There used to be a Fairy Tale about a king who could smell what was cooking in every kitchen, from great to small, from manor to humble, all over his kingdom. He’d be enticed by an especially delicious aroma, and would invite himself to dinner, surprising many a citizen by his appearance at the door.
country, with all the lovely scents of Thanksgiving preparations going on. I imagine the pies are being baked today (ours yesterday, on Caro’s day off), and the vegetables prepared right up to the cooking stage. Many a bowl of stuffing is being tossed to await the anointment with stock or broth or drippings for baking tomorrow---whatever kind of bread cubes, toasted or left to dry, tossed with their many differing ingredients, according to recipes old and new.
Enough skillets and pans of cornbread are baking right now to feed armies, and the keen fumes of onion, the nuttygreen aroma of celery, the musky curls of sage and those little poufy dust-bunny shakes from the McCormick’s can, the boiling of stock and gravy---all those scents are rising like praise to Heaven.
There's one charity group in town which feeds 25,000 people tomorrow, and imagining the bubbling pots and laden chopping boards in those kitchens would boggle even that Old King, I think.
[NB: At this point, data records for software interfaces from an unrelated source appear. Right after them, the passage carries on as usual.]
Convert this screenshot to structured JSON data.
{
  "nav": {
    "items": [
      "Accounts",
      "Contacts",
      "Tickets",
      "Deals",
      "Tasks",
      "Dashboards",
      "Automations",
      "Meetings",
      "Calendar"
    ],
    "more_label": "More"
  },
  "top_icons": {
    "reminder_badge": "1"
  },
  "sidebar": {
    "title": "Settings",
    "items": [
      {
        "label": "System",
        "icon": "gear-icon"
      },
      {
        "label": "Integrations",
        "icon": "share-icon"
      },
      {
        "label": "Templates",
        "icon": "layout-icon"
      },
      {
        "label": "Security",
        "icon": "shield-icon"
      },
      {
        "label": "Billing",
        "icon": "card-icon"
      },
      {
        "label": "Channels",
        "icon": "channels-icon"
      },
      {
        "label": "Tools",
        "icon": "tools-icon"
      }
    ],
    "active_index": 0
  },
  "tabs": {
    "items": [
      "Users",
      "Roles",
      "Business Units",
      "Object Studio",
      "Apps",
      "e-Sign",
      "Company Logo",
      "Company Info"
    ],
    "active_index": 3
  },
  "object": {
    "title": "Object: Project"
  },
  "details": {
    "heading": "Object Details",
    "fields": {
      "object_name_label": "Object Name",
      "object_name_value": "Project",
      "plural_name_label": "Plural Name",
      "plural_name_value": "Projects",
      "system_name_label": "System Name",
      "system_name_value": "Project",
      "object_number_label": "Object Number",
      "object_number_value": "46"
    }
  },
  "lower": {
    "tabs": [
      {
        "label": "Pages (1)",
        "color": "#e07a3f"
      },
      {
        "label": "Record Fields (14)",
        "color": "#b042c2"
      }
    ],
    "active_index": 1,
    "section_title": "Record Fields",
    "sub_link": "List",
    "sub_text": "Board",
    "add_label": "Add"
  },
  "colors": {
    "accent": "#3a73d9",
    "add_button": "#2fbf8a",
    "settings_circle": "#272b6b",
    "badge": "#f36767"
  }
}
Not when I’ve polished up the silver, or got out the pretty cut-glass dishes gathered from so many tables not my own, or when the sweet potatoes go in to bake, or folks packing to go to Grandma's, or getting those pies nestled safely into the trunk of the car---but at THAT MOMENT, that inhaling of the scents old as the South, readily available for centuries and compiled of the essence of the dish---THAT’S the instant the clock turns to Thanksgiving, no matter what the calendar says.